The long-established rule is that a party seeking modification of custody must “show a change of circumstances arising subsequent to the making of the last order respecting custody” and that changing custody would benefit the child. Henrickson v. Henrickson, 225 Or. 398, 402, 403, 358 P.2d 507 (1961). The “change of circumstances” requirement is satisfied “[i]f circumstances relating to the capability of one or both parents to care for their child have changed since the previous custody arrangement[.]” State ex rel Johnson v. Bail, 325 Or. 392, 394, 938 P.2d 209 (1997). The court considers the best interests of the child only if a change of circumstances is established. Id. at 397, 938 P.2d 209.

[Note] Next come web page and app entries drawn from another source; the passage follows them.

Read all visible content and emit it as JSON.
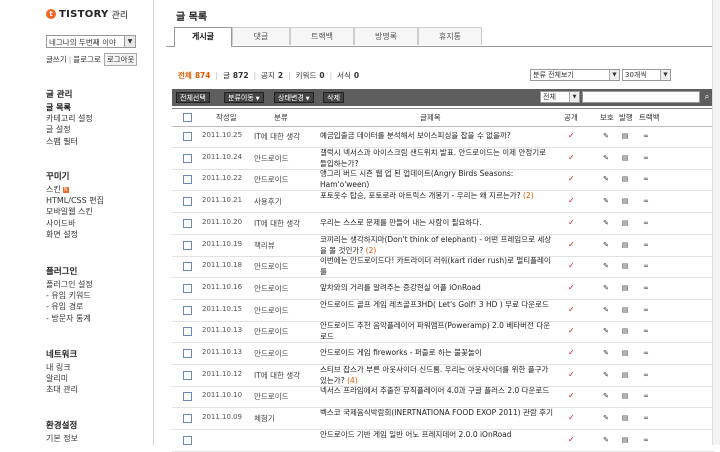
{
  "sidebar": {
    "logo_mark": "t",
    "brand": "TISTORY",
    "brand_suffix": "관리",
    "blog_selector": "네그나의 두번째 이야",
    "links": {
      "write": "글쓰기",
      "blog": "블로그로",
      "logout": "로그아웃"
    },
    "sections": [
      {
        "title": "글 관리",
        "items": [
          "글 목록",
          "카테고리 설정",
          "글 설정",
          "스팸 필터"
        ]
      },
      {
        "title": "꾸미기",
        "items": [
          "스킨",
          "HTML/CSS 편집",
          "모바일웹 스킨",
          "사이드바",
          "화면 설정"
        ]
      },
      {
        "title": "플러그인",
        "items": [
          "플러그인 설정",
          "- 유입 키워드",
          "- 유입 경로",
          "- 방문자 통계"
        ]
      },
      {
        "title": "네트워크",
        "items": [
          "내 링크",
          "알리미",
          "초대 관리"
        ]
      },
      {
        "title": "환경설정",
        "items": [
          "기본 정보"
        ]
      }
    ],
    "new_badge": "N"
  },
  "main": {
    "page_title": "글 목록",
    "tabs": [
      "게시글",
      "댓글",
      "트랙백",
      "방명록",
      "휴지통"
    ],
    "summary": {
      "all_label": "전체",
      "all_count": "874",
      "post_label": "글",
      "post_count": "872",
      "notice_label": "공지",
      "notice_count": "2",
      "keyword_label": "키워드",
      "keyword_count": "0",
      "form_label": "서식",
      "form_count": "0"
    },
    "category_filter": "분류 전체보기",
    "page_size": "30개씩",
    "toolbar": {
      "select_all": "전체선택",
      "move_category": "분류이동",
      "change_state": "상태변경",
      "delete": "삭제",
      "search_scope": "전체",
      "search_placeholder": ""
    },
    "columns": {
      "date": "작성일",
      "category": "분류",
      "title": "글제목",
      "public": "공개",
      "protect": "보호",
      "publish": "발행",
      "trackback": "트랙백"
    },
    "rows": [
      {
        "date": "2011.10.25",
        "category": "IT에 대한 생각",
        "title": "예금입출금 데이터를 분석해서 보이스피싱을 잡을 수 없을까?",
        "comments": ""
      },
      {
        "date": "2011.10.24",
        "category": "안드로이드",
        "title": "갤럭시 넥서스과 아이스크림 샌드위치 발표. 안드로이드는 이제 안정기로 들입하는가?",
        "comments": ""
      },
      {
        "date": "2011.10.22",
        "category": "안드로이드",
        "title": "앵그리 버드 시즌 웹 업 된 업데이트(Angry Birds Seasons: Ham'o'ween)",
        "comments": ""
      },
      {
        "date": "2011.10.21",
        "category": "사용후기",
        "title": "포토웃수 탑승, 포토로라 아트릭스 개봉기 - 우리는 왜 지르는가? ",
        "comments": "(2)"
      },
      {
        "date": "2011.10.20",
        "category": "IT에 대한 생각",
        "title": "우리는 스스로 문제를 만들어 내는 사람이 필요하다.",
        "comments": ""
      },
      {
        "date": "2011.10.19",
        "category": "책리뷰",
        "title": "코끼리는 생각하지마(Don't think of elephant) - 어떤 프레임으로 세상을 볼 것인가? ",
        "comments": "(2)"
      },
      {
        "date": "2011.10.18",
        "category": "안드로이드",
        "title": "이번에는 안드로이드다! 카트라이더 러쉬(kart rider rush)로 멀티플레이를",
        "comments": ""
      },
      {
        "date": "2011.10.16",
        "category": "안드로이드",
        "title": "앞차와의 거리를 알려주는 증강현실 어플 iOnRoad",
        "comments": ""
      },
      {
        "date": "2011.10.15",
        "category": "안드로이드",
        "title": "안드로이드 골프 게임 레츠골프3HD( Let's Golf! 3 HD ) 무료 다운로드",
        "comments": ""
      },
      {
        "date": "2011.10.13",
        "category": "안드로이드",
        "title": "안드로이드 추천 음악플레이어 파워앰프(Poweramp) 2.0 베타버전 다운로드",
        "comments": ""
      },
      {
        "date": "2011.10.13",
        "category": "안드로이드",
        "title": "안드로이드 게임 fireworks - 퍼즐로 하는 불꽃놀이",
        "comments": ""
      },
      {
        "date": "2011.10.12",
        "category": "IT에 대한 생각",
        "title": "스티브 잡스가 부른 아웃사이더 신드롬. 우리는 아웃사이더를 위한 플구가 있는가? ",
        "comments": "(4)"
      },
      {
        "date": "2011.10.10",
        "category": "안드로이드",
        "title": "넥서스 프라임에서 추출한 뮤직플레이어 4.0과 구글 플러스 2.0 다운로드",
        "comments": ""
      },
      {
        "date": "2011.10.09",
        "category": "체험기",
        "title": "벡스코 국제음식박람회(INERTNATIONA FOOD EXOP 2011) 관람 후기",
        "comments": ""
      },
      {
        "date": "",
        "category": "",
        "title": "안드로이드 기반 게임 일반 어노 프레지데어 2.0.0 iOnRoad",
        "comments": ""
      }
    ]
  }
}
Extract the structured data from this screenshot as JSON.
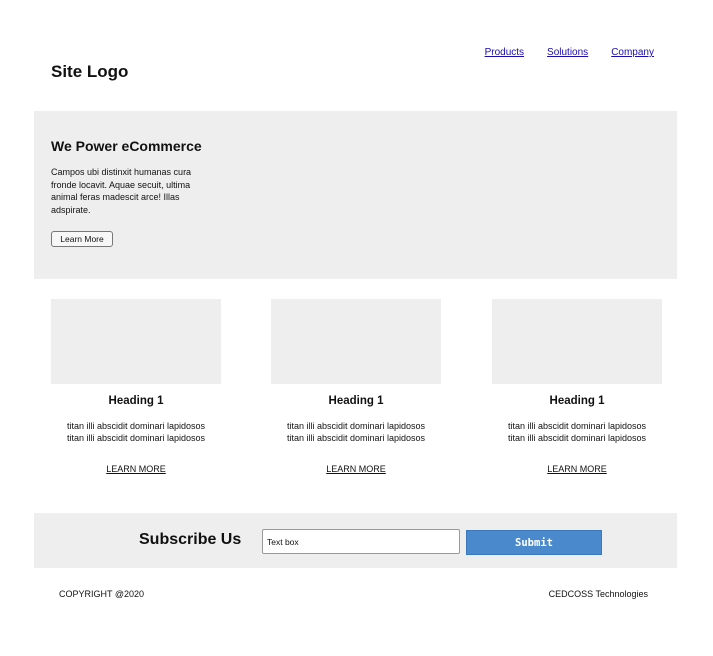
{
  "header": {
    "logo": "Site Logo",
    "nav": [
      "Products",
      "Solutions",
      "Company"
    ]
  },
  "hero": {
    "title": "We Power eCommerce",
    "text": "Campos ubi distinxit humanas cura fronde locavit. Aquae secuit, ultima animal feras madescit arce! Illas adspirate.",
    "button_label": "Learn More"
  },
  "cards": [
    {
      "heading": "Heading 1",
      "lines": [
        "titan illi abscidit dominari lapidosos",
        "titan illi abscidit dominari lapidosos"
      ],
      "link": "LEARN MORE"
    },
    {
      "heading": "Heading 1",
      "lines": [
        "titan illi abscidit dominari lapidosos",
        "titan illi abscidit dominari lapidosos"
      ],
      "link": "LEARN MORE"
    },
    {
      "heading": "Heading 1",
      "lines": [
        "titan illi abscidit dominari lapidosos",
        "titan illi abscidit dominari lapidosos"
      ],
      "link": "LEARN MORE"
    }
  ],
  "subscribe": {
    "title": "Subscribe Us",
    "input_value": "Text box",
    "submit_label": "Submit",
    "submit_color": "#4a8acc"
  },
  "footer": {
    "copyright": "COPYRIGHT @2020",
    "company": "CEDCOSS Technologies"
  }
}
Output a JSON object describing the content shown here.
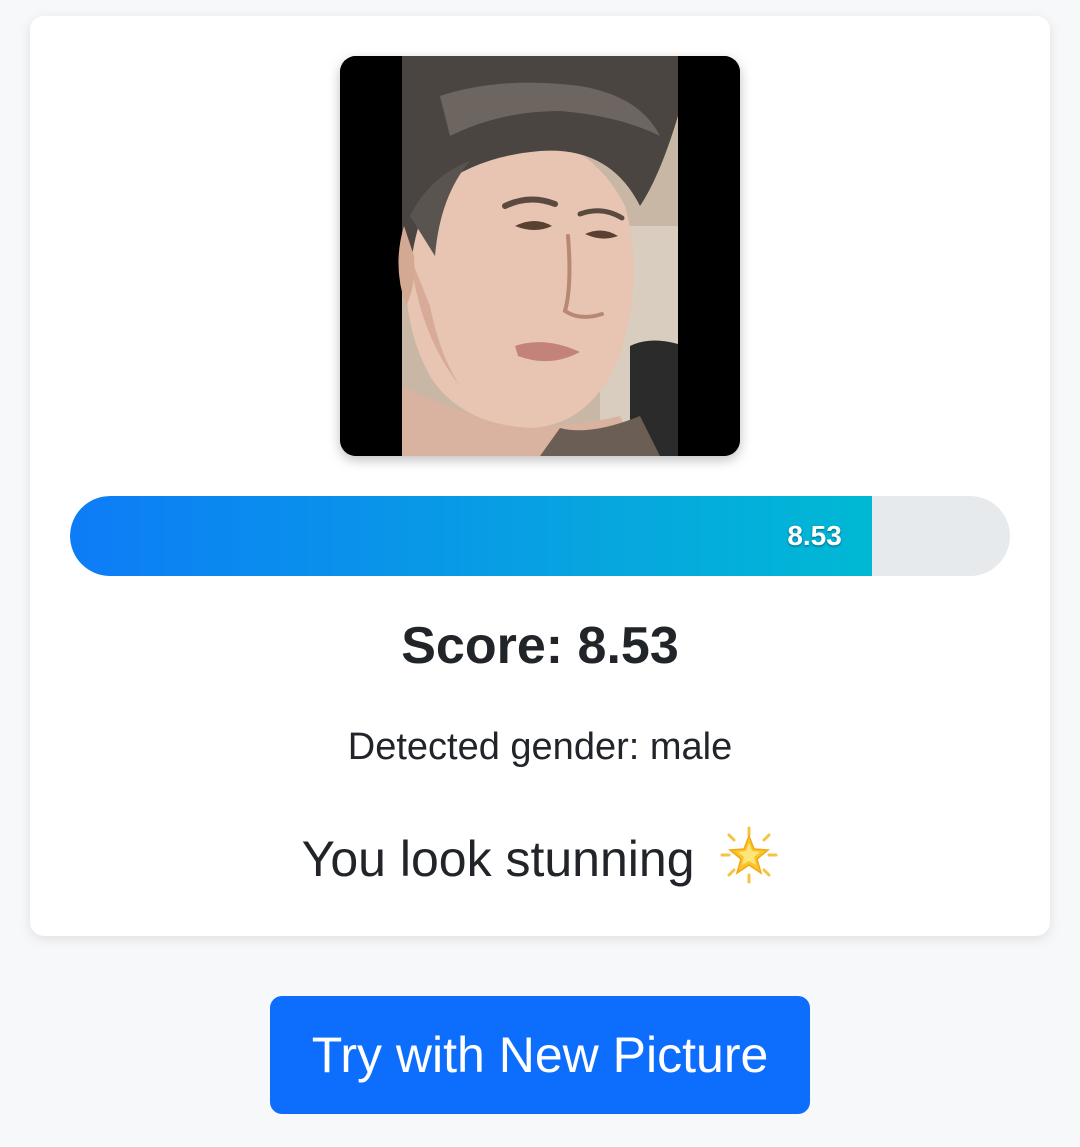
{
  "result": {
    "score_value": 8.53,
    "score_max": 10,
    "bar_label": "8.53",
    "score_text": "Score: 8.53",
    "gender_text": "Detected gender: male",
    "message_text": "You look stunning",
    "message_icon": "glowing-star-icon"
  },
  "actions": {
    "new_picture_label": "Try with New Picture"
  },
  "colors": {
    "accent": "#0d6efd",
    "bar_start": "#0d7cf7",
    "bar_end": "#00b8d4",
    "track": "#e7eaed",
    "background": "#f7f8fa"
  }
}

The change in circumstances rule is meant to avoid repeated litigation and promote stability for the child. Id. at 398, 938 P.2d 209; Ortiz and Ortiz, 310 Or. 644, 649, 801 P.2d 767 (1990). Unless the parent seeking a custody modification “establishes that the facts that formed the basis for the prior custody determination have changed materially by the time of the modification hearing, the prior adjudication is preclusive with respect to the issue of the best interests of the child under the extant facts.” Johnson, 325 Or. at 398, 938 P.2d 209. That preclusive effect means that a parent seeking a change in custody cannot rely, to establish a change in circumstances, on evidence that was or could have been introduced in the earlier custody proceeding. For example, a mother “could not obtain a change in custody solely upon the basis of evidence of the father’s conduct as shown in the transcript of the original proceeding or additional evidence which could have been introduced in the first proceeding but was not. In either instance, the decision in the prior proceeding would be res judicata in a subsequent modification proceeding, assuming that there was no evidence of a change in circumstances after the original decree.” Greisamer and Greisamer, 276 Or. 397, 401-02, 555 P.2d 28 (1976) (italics added); see also Henrickson, 225 Or. at 402, 358 P.2d 507 (“The net effect of our earlier decisions is to render every prior custody order res judicata in any later modification matter.” (Italics added.)).

Under such res judicata principles, a purportedly changed circumstance cannot be a circumstance that the court contemplated at the time of the earlier determination. See Padbury and Padbury, 46 Or.App. 533, 536, 612 P.2d 321 (1980) (stating that change in circumstances “must be a change which was not contemplated at the time of the original decree” and the child’s increased age was not such a change); Wyatt and Wyatt, 36 Or. App. 563, 566 n. 1, 585 P.2d 31, rev. den., 284 Or. 521 (1978) (noting that the mother’s graduation from school and new employment “would not be a sufficient change of circumstances standing alone as it would have been reasonably contemplated at the time the decree was entered”). That rule also applies when a parent fails to raise a known circumstance in an earlier custody proceeding. In Southworth and Southworth, 113 Or.App. 607, 835 P.2d 122, rev. den., 314 Or. 574, 840 P.2d 1296 (1992), we did not consider the mother’s nudist lifestyle to be a change in circumstances. Although the court was unaware of that lifestyle at the time of the initial judgment, the father and his attorney knew and failed to raise the matter before the judgment was signed and entered. We explained, “If father thought that the evidence was relevant to mother’s capacity to care for their child, he should have brought it to the court’s attention, instead of reserving it for use in relitigating the issue of custody.” Id. at 614, 835 P.2d 122.” Id. at 347-348.

Accordingly, so long as there has been an unanticipated substantial change of circumstances since the award of custody to your ex-husband, you can bring a motion to modify custody. In order to prevail on your motion, you will need to prove it is in your children’s best interests that you be awarded custody instead.